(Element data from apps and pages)
====

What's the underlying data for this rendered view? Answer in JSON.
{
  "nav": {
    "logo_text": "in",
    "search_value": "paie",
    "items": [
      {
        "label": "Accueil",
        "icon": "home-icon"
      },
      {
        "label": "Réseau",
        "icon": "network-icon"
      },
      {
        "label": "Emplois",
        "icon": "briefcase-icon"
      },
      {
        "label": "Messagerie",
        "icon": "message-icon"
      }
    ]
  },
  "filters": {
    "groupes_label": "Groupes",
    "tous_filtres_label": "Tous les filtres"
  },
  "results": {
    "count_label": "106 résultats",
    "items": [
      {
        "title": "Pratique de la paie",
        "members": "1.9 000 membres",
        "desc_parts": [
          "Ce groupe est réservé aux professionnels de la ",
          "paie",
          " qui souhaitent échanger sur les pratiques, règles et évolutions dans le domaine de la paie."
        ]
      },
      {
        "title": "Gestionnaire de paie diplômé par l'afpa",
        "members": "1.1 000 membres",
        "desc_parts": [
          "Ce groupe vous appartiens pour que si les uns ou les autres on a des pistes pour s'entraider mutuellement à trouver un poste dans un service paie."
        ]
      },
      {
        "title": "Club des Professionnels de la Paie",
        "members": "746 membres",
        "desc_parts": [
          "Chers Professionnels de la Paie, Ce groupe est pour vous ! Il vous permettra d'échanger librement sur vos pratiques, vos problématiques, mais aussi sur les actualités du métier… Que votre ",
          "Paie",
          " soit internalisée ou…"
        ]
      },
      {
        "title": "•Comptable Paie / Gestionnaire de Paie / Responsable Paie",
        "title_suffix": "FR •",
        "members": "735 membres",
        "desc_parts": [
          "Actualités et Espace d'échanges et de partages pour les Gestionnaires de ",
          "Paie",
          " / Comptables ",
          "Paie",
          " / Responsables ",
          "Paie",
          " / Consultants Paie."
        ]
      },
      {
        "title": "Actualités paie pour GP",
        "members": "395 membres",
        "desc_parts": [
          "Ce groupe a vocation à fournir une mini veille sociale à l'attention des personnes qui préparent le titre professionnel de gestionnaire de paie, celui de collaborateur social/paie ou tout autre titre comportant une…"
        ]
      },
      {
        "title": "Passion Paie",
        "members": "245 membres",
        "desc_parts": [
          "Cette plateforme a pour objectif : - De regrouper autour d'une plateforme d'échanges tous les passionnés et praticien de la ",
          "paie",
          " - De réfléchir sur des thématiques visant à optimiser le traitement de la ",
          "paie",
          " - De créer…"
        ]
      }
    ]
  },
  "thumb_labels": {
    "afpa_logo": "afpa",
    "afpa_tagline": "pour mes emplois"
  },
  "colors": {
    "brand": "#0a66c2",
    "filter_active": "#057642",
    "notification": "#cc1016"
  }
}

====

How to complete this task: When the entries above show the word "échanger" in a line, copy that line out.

Final answer:
          " qui souhaitent échanger sur les pratiques, règles et évolutions dans le domaine de la paie."
          "Chers Professionnels de la Paie, Ce groupe est pour vous ! Il vous permettra d'échanger librement sur vos pratiques, vos problématiques, mais aussi sur les actualités du métier… Que votre ",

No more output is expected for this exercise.